So you’ve got a SQL Server that you want to monitor. What should you monitor? In my opinion, at bare minimum, you want to collect wait statistics. Let’s talk about a basic wait statistics collection.
Our new best friend: dm_os_wait_stats
This is the only place we need to query. It’s a DMV that shows the wait statistics for the entire instance since the instance rebooted.
Setting up a scheduled query to collect wait statistics
We need a table to store the wait statistics. Here’s a basic script for storing wait statistics. I added all the columns from the DMV above, along with a column for server name and the datetime when the data was inserted.
CREATE TABLE wait_statistics_history (wait_statistics_id BIGINT IDENTITY(1,1), wait_type NVARCHAR(60), waiting_tasks_count BIGINT, wait_time_ms BIGINT, max_wait_time_ms BIGINT, signal_wait_time_ms BIGINT, server_name NVARCHAR(128), insert_datetime DATETIME DEFAULT(GETDATE())) GO CREATE CLUSTERED INDEX cx_wait_statistics_id on wait_statistics_history(wait_statistics_id);
And here’s a query to insert into that table.
INSERT INTO [dbo].[wait_statistics_history] ([wait_type] ,[waiting_tasks_count] ,[wait_time_ms] ,[max_wait_time_ms] ,[signal_wait_time_ms] ,[server_name] ) SELECT wait_type ,waiting_tasks_count ,wait_time_ms ,max_wait_time_ms ,signal_wait_time_ms ,@@SERVERNAME FROM sys.dm_os_wait_stats
Okay, what now?
Now we have a way to track wait statistics over time. Feel free to wrap that query in a stored procedure, and execute from a SQL agent job. I’d recommend collecting once an hour, but you can always change that threshold.

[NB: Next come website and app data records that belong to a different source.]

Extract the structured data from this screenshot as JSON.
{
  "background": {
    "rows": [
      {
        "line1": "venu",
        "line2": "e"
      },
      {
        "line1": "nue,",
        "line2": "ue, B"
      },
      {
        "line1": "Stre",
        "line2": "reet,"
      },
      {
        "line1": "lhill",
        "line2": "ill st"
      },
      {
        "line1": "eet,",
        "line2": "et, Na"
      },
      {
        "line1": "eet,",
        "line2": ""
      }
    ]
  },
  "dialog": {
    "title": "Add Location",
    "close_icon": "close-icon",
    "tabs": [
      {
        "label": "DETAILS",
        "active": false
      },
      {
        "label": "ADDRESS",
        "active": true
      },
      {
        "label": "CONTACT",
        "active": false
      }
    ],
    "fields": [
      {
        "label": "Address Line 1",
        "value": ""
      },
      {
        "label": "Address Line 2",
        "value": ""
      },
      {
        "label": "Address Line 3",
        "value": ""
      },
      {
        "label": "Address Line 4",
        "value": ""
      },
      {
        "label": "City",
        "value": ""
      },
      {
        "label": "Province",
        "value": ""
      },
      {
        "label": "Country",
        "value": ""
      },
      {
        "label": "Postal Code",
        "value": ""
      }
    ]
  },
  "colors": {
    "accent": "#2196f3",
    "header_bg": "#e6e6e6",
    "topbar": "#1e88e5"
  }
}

Also, consider filtering out wait statistics that you don’t care about. There’s a lot of resources online for finding which wait statistics are good vs bad.
Thanks for reading! Stay tuned.